Canadian Chamber Of Commerce Wants To Legalize Spyware Rootkits To Help Stop 'Illegal' Activity

from the this-is-a-bad-idea dept

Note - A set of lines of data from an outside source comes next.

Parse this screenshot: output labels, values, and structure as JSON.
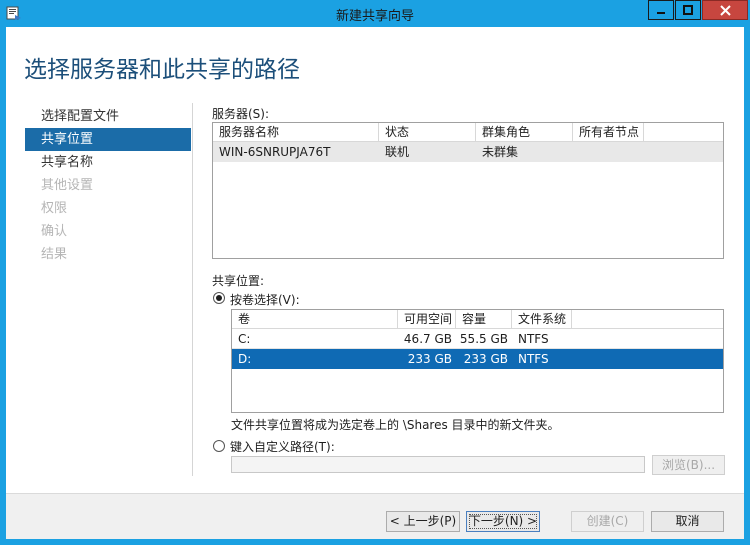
{
  "window": {
    "title": "新建共享向导"
  },
  "page": {
    "heading": "选择服务器和此共享的路径"
  },
  "nav": {
    "items": [
      {
        "label": "选择配置文件",
        "state": "normal"
      },
      {
        "label": "共享位置",
        "state": "active"
      },
      {
        "label": "共享名称",
        "state": "normal"
      },
      {
        "label": "其他设置",
        "state": "disabled"
      },
      {
        "label": "权限",
        "state": "disabled"
      },
      {
        "label": "确认",
        "state": "disabled"
      },
      {
        "label": "结果",
        "state": "disabled"
      }
    ]
  },
  "servers": {
    "label": "服务器(S):",
    "columns": [
      "服务器名称",
      "状态",
      "群集角色",
      "所有者节点"
    ],
    "rows": [
      {
        "name": "WIN-6SNRUPJA76T",
        "status": "联机",
        "role": "未群集",
        "owner": ""
      }
    ]
  },
  "location": {
    "label": "共享位置:",
    "by_volume_label": "按卷选择(V):",
    "volumes": {
      "columns": [
        "卷",
        "可用空间",
        "容量",
        "文件系统"
      ],
      "rows": [
        {
          "volume": "C:",
          "free": "46.7 GB",
          "capacity": "55.5 GB",
          "fs": "NTFS"
        },
        {
          "volume": "D:",
          "free": "233 GB",
          "capacity": "233 GB",
          "fs": "NTFS"
        }
      ]
    },
    "note": "文件共享位置将成为选定卷上的 \\Shares 目录中的新文件夹。",
    "custom_path_label": "键入自定义路径(T):",
    "custom_path_value": "",
    "browse_label": "浏览(B)..."
  },
  "footer": {
    "prev_label": "< 上一步(P)",
    "next_label": "下一步(N) >",
    "create_label": "创建(C)",
    "cancel_label": "取消"
  },
  "colors": {
    "accent": "#1ba1e2",
    "selection": "#0f6ab4",
    "heading": "#1c4f7a"
  }
}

As a whole bunch of folks have been sending in, up in Canada, as part of a discussion on anti-spam laws, the Canadian Chamber of Commerce is proposing a very troubling idea: allowing rootkit spyware to be installed surreptitiously for the purpose of stopping illegal activity. As Geist notes, the last time this battle was fought, it was fresh on the heels of the Sony rootkit debacle, so there wasn't much support for these concepts. But, with a few years distance, the industry groups are trying again. Specifically they either want to remove language that prevents the surreptitious installation of spyware -- or they want specific exemptions. For example, in the case of the following, they argue spyware should be allowed:
a program that is installed by or on behalf of a person to prevent, detect, investigate, or terminate activities that the person reasonably believes (i) present a risk or threatens the security, privacy, or unauthorized or fraudulent use, of a computer system, telecommunications facility, or network, or (ii) involves the contravention of any law of Canada, of a province or municipality of Canada or of a foreign state;
Basically, as long as you claim that you're going after someone for breaking the law, surreptitious installs are allowed. Geist points out the obvious: copyright holders will salivate over this.
This provision would effectively legalize spyware in Canada on behalf of these industry groups. The potential scope of coverage is breathtaking: a software program secretly installed by an entertainment software company designed to detect or investigate alleged copyright infringement would be covered by this exception. This exception could potentially cover programs designed to block access to certain websites (preventing the contravention of a law as would have been the case with SOPA), attempts to access wireless networks without authorization, or even keylogger programs tracking unsuspecting users (detection and investigation). Ensuring compliance with the law is important, but envisioning private enforcement through spyware without the involvement of courts, lawful authorities, and due process should be a non-starter.
If this works in Canada, expect to see similar provisions start popping up elsewhere around the world in short order.

Reader Comments

Subscribe: RSS

View by: Time | Thread

  1. icon
    Bob Jonkman (profile), 7 Feb 2013 @ 11:18am

    Competing rootkits

    Of course, removing rootkits is already illegal in Canada. All the rootkit authors need to do is declare that the rootkit is a Technological Protection Measure for their content, and it is automatically protected by the recently enacted copyright legislation (formerly Bill C-11).

    There will need to be a central registry of rootkits and citizens whose computers have been rooted. Canada has lots of experience in that field, e.g. the gun registry.

    Rootkits will need to be designed carefully to avoid collisions between competing rootkits. We'll need an industry rootkit consortium, and a rootkit standards body.

    If the law allows for only one rootkit on one PC then the government can initiate an auction to determine which "interested party" gets to put their rootkit on which PCs. This could be a revenue generator for the government.

    Of course, there will be a new federal department, Rootkits Canada. Think of the civil service employment opportunities!

    We can have rootkit lobbyists. Politicians can run on the Rootkit Platform. They can join Rootkit Party of Canada (who will probably be in opposition to the Pirate Party of Canada).

    Exciting times ahead...


Add Your Comment

Have a Techdirt Account? Sign in now. Want one? Register here
Get Techdirt’s Daily Email
Use markdown for basic formatting. HTML is no longer supported.
  Save me a cookie
Follow Techdirt
Techdirt Gear
Shop Now: I Invented Email
Report this ad  |  Hide Techdirt ads
Essential Reading
Techdirt Deals
Report this ad  |  Hide Techdirt ads
Techdirt Insider Chat
Report this ad  |  Hide Techdirt ads
Recent Stories
Report this ad  |  Hide Techdirt ads


Email This

This feature is only available to registered users. Register or sign in to use it.